• **Aim of the exercise**
Pull out every line below that holds the word "kind".

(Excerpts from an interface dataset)
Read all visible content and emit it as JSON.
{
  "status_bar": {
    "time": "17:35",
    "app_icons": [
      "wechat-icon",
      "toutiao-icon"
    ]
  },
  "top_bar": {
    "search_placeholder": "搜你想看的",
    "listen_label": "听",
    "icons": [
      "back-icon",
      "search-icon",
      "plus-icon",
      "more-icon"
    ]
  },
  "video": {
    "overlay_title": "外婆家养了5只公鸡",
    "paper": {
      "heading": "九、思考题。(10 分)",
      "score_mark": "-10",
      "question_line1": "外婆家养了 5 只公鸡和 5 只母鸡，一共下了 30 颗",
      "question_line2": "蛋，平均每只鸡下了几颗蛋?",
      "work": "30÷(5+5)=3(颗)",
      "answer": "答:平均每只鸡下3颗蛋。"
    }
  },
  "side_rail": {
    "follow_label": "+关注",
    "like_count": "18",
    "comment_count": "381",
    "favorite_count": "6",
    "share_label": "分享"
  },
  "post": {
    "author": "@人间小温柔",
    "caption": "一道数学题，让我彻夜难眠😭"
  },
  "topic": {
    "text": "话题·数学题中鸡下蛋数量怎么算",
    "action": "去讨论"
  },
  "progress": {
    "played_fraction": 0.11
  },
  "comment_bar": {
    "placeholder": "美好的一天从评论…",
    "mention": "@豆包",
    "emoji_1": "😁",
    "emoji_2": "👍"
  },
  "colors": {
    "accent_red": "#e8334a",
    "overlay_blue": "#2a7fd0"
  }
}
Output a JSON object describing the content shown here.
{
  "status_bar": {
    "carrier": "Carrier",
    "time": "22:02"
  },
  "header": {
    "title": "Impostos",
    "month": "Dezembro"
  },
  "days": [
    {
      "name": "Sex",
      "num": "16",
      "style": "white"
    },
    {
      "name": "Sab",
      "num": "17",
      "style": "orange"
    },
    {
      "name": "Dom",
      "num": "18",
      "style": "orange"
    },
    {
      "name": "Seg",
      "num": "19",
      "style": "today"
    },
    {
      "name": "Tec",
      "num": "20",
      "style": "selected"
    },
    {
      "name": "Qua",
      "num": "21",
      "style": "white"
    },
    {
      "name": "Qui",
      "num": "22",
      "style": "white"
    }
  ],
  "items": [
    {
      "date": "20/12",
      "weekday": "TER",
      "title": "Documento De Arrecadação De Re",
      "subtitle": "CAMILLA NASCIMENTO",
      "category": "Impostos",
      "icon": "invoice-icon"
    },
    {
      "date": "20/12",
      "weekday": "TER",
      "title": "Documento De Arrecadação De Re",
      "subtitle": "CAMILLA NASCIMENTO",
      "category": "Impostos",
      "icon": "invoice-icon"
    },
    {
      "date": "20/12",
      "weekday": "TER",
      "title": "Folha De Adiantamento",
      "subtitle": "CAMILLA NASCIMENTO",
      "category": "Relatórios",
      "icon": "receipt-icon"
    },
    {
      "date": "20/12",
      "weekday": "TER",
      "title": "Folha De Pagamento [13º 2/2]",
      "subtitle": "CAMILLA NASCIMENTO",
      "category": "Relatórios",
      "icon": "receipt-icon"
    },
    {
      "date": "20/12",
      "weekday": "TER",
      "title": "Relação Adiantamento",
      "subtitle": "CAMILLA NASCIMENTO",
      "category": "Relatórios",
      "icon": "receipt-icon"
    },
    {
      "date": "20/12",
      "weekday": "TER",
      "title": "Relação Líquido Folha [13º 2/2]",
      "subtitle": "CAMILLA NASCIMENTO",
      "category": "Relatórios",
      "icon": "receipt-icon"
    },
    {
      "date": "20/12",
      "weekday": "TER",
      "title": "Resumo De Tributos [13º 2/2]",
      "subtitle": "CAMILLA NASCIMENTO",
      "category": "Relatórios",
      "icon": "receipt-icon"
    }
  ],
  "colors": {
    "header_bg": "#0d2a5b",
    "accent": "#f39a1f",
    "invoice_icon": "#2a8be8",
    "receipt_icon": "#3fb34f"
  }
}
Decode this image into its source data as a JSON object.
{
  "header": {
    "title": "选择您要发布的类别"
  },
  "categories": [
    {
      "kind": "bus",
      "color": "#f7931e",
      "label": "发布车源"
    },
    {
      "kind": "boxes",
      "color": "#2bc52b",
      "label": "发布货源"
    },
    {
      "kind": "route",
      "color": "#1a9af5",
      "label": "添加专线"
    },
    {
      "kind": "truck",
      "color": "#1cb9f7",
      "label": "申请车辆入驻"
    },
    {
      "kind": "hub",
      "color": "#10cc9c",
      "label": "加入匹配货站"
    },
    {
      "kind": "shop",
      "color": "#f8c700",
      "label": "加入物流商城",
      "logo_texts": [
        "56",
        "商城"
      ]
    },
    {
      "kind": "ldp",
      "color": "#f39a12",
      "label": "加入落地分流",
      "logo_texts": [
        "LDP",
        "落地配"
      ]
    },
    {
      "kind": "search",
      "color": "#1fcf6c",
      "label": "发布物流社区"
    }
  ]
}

• **Task answer**
      "kind": "bus",
      "kind": "boxes",
      "kind": "route",
      "kind": "truck",
      "kind": "hub",
      "kind": "shop",
      "kind": "ldp",
      "kind": "search",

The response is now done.